THREE REPUBLICANS VOTE WITH THEIR FEET ON INCREASING BUDGET
On Monday morning, the House Finance subcommittee on Education started to erase, line by line, the Gov. Dunleavy education budget from discussion, and put in its place the FY 2019 budget for education, which would form the basis for the discussion and amendments for the FY 2020 budget.
But the meeting didn’t get very far before the three Republican members of the subcommittee objected to the process and eventually all three of them walked out of committee to bring attention to what they said was a committee that was changing its rules, with no transparency.
Essentially, Reps. DeLena Johnson, Josh Revak and Ben Carpenter were sending a message to Alaskans and the rest of the Legislature that it was likely that all of the Finance subcommittees were using the upside-down budgeting method that would force minority members to actually vote against the governor’s budget.
The method uses the 2019 as the base, and subcommittee members then vote on each line of Dunleavy’s budget. If the Dunleavy line fails, then the base budget moves ahead.
The three minority members were told by committee Chairman Daniel Ortiz of Ketchikan that they could raise their issues as amendments on Wednesday. Monday’s votes were to be on “action items.”
That didn’t set well with Rep. DeLena Johnson, who asked Ortiz to clarify what was actually going on and why all of these “action items” were being done outside of the amendment process, when it was clear that they were amendments.
“The committee brought forward 34 budget amendments this morning – all of which increased government spending – and wouldn’t allow for debate on any of them,” said Johnson later. She was the one who led the objections that characterized the entire meeting, most of which was done in an undeclared at-ease, with the microphones turned off.
Johnson protested the “action item” method of amending the budget and asked Committee Chair Daniel Ortiz to clarify the process because it was clear that the budget in front of them was not the governor’s budget.
Ortiz said that he too had been confused.
“To be perfectly honest with you — this is all off the record — to tell you the truth, I wasn’t sure how we were going to work through this process. We were trying to get some instruction through the co-chairs of Finance as to exactly how we were going to deal with this because there was a question of — we’re starting with the FY adjusted base budget, but we still were required to address the governor’s suggested numbers in the budget,” he explained.
Ortiz had just admitted that the committee was dealing with two budgets — last year’s as a base, and the governor’s budget.

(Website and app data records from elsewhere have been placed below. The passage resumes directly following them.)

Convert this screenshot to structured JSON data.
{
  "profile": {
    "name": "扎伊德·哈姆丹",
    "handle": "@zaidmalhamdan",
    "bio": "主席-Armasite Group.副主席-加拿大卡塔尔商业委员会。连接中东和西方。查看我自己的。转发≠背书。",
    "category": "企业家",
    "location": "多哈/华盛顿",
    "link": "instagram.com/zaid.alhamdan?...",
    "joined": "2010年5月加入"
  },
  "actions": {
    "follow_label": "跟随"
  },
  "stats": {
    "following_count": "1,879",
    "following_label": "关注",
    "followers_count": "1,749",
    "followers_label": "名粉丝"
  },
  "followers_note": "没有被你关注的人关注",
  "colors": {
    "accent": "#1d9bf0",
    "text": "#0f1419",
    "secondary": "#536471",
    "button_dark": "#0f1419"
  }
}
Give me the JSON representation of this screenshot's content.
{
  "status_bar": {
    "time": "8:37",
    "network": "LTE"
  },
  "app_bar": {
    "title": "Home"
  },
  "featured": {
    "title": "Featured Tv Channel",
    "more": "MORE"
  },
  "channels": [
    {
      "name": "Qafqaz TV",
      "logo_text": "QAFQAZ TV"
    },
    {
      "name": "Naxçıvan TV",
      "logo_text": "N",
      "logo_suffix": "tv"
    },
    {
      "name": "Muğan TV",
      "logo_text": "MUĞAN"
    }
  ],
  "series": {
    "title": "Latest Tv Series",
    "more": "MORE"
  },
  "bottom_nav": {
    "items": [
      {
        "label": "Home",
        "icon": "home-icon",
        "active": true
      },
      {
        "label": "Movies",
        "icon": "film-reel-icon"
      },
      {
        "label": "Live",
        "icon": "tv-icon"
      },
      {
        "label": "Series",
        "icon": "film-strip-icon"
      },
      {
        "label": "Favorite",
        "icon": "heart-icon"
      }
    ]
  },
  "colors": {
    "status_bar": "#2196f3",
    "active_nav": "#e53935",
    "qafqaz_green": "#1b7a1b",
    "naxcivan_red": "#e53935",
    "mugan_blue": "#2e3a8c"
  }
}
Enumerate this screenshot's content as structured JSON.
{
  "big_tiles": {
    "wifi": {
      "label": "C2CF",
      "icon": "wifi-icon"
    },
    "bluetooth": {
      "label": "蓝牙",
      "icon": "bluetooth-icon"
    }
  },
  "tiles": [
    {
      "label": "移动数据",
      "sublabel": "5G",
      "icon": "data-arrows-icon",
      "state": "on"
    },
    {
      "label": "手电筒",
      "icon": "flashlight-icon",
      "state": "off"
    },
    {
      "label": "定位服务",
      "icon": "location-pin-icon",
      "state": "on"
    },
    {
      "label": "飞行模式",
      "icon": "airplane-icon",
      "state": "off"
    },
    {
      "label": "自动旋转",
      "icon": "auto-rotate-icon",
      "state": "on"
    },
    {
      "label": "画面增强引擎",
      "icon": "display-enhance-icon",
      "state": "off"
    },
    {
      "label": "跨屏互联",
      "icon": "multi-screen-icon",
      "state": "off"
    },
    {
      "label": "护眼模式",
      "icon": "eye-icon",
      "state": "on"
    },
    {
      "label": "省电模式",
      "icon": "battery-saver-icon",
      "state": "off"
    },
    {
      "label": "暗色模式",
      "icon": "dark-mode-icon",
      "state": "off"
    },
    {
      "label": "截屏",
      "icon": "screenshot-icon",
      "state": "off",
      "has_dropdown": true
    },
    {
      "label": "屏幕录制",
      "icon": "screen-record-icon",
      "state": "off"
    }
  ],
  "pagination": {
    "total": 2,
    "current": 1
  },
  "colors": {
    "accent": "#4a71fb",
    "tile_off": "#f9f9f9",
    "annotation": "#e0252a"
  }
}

“This isn’t how the committee process is supposed to work and it is not the process that was agreed to beforehand. I’m not going to be a rubber stamp for an agenda that clearly aims to take more money out of the pockets of hardworking Alaskans without telling them,” Johnson said in a statement later.
Rep. Josh Revak was the first to vote with his feet, even as Rep. Ben Carpenter continued to argue against the predetermined outcome of the education budget.
“It has become clear after the first few weeks of the budget process that the Democrat-led House Majority intends to suppress debate with those who disagree and create a platform for those who agree with their agendas,” Revak said. “Regardless of whether you’re represented by a member of the minority or the majority, every Alaskan deserves to have a voice in this process.”
That’s true, but the House is now being run by Democrats, and they’ll produce a Democrat budget.
“As evidenced by this morning’s meeting, the House leadership is not prepared to have an honest conversation about the size, scope, or role of government,” Carpenter said in a press release. “We’re more than happy to identify compromises to find the best solutions for Alaskans, but we can’t have productive conversations if we’re deliberately hiding the fact that we have no way to pay for these 34 proposed budget increases, other than to tax the people or raid the PFD.”
Carpenter was referring to the fact that the Democrat majority is increasing the budget without saying where the money will come from.
Johnson stayed a few more minutes after Carpenter had finally given up and walked out. The exchange among the committee had mainly taken place with the microphone off, but Johnson asked that the committee be back on the record so she could state why she was leaving.
“Given the change to the way we’re doing business here today, I feel like this is a heavy-handed action by the majority, I think the minority voice is not being heard. I think my constituents and the people who elected me deserve better. And as such I will not be participating today.”
With that, she picked up her notebook and left, leaving five Democrats on the subcommittee to vote on the Education budget “action items.”